[The task]: From the entries below, pull out each line where "Text" appears.

>>

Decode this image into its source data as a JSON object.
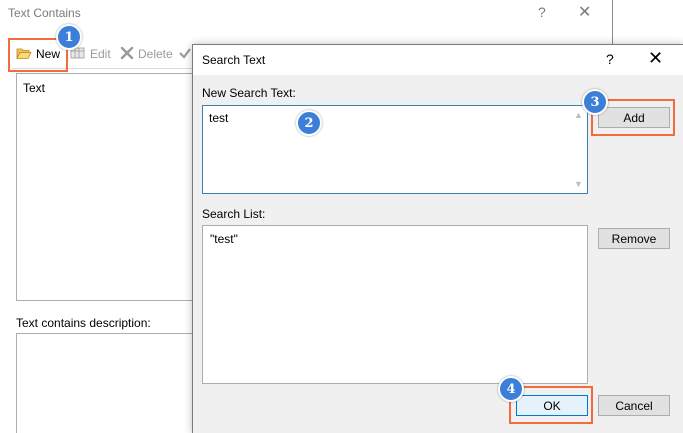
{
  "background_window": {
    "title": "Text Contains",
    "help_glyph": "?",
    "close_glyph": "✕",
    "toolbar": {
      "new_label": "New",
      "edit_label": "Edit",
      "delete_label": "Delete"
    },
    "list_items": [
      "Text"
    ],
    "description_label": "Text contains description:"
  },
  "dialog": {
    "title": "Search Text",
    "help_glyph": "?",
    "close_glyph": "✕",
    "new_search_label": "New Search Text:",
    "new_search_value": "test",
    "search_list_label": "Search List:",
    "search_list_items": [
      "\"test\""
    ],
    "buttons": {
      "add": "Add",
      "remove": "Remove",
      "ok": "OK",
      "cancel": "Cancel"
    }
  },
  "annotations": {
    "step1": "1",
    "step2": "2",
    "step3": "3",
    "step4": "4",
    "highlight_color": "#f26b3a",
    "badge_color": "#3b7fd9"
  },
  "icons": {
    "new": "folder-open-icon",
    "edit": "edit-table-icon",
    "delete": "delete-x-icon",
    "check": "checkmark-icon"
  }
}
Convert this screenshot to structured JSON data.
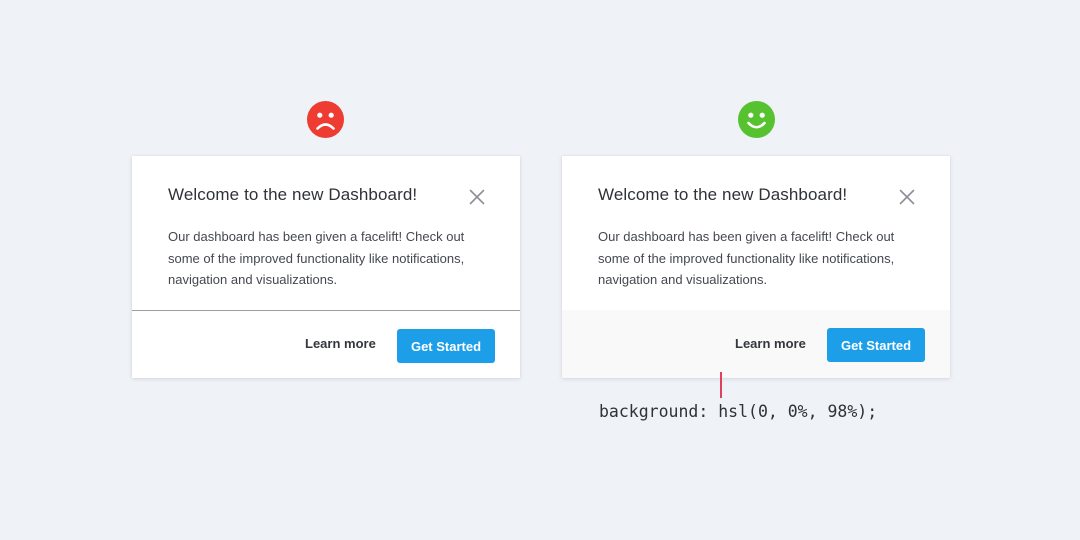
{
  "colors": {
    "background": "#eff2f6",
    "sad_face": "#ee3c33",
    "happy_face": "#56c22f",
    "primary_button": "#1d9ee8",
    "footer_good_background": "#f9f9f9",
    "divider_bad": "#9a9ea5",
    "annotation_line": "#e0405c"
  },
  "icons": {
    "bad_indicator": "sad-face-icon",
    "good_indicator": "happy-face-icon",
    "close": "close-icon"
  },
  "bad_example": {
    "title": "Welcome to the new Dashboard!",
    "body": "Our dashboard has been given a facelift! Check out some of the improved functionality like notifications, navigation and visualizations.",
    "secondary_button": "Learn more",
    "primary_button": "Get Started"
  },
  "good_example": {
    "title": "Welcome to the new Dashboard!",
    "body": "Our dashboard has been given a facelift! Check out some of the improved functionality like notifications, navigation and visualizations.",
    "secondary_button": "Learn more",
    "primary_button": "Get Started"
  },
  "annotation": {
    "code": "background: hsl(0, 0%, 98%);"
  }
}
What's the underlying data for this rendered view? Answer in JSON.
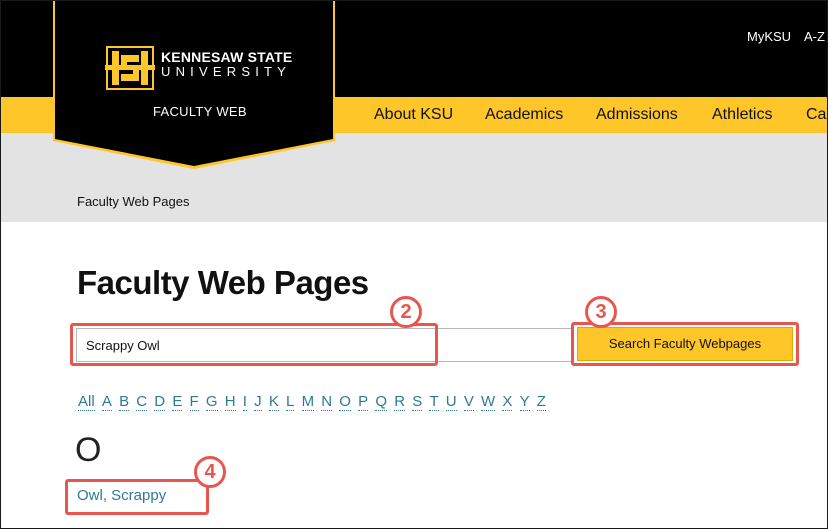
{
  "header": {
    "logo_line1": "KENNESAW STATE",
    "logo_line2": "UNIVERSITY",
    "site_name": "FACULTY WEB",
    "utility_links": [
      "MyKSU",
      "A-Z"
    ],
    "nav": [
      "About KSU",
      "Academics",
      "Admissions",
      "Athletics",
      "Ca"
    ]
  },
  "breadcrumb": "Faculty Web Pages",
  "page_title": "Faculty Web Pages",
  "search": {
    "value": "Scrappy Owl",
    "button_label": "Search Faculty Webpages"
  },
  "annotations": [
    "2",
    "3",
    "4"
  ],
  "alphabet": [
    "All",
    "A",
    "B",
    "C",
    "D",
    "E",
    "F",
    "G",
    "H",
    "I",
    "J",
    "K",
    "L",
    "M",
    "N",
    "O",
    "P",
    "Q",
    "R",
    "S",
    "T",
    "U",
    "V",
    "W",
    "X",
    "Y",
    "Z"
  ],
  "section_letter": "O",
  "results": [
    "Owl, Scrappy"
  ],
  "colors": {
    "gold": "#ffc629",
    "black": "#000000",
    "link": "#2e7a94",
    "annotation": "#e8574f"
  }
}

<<

[Answer section]:
    "title": "Text Contains",
      "Text"
    "description_label": "Text contains description:"
    "title": "Search Text",
    "new_search_label": "New Search Text:",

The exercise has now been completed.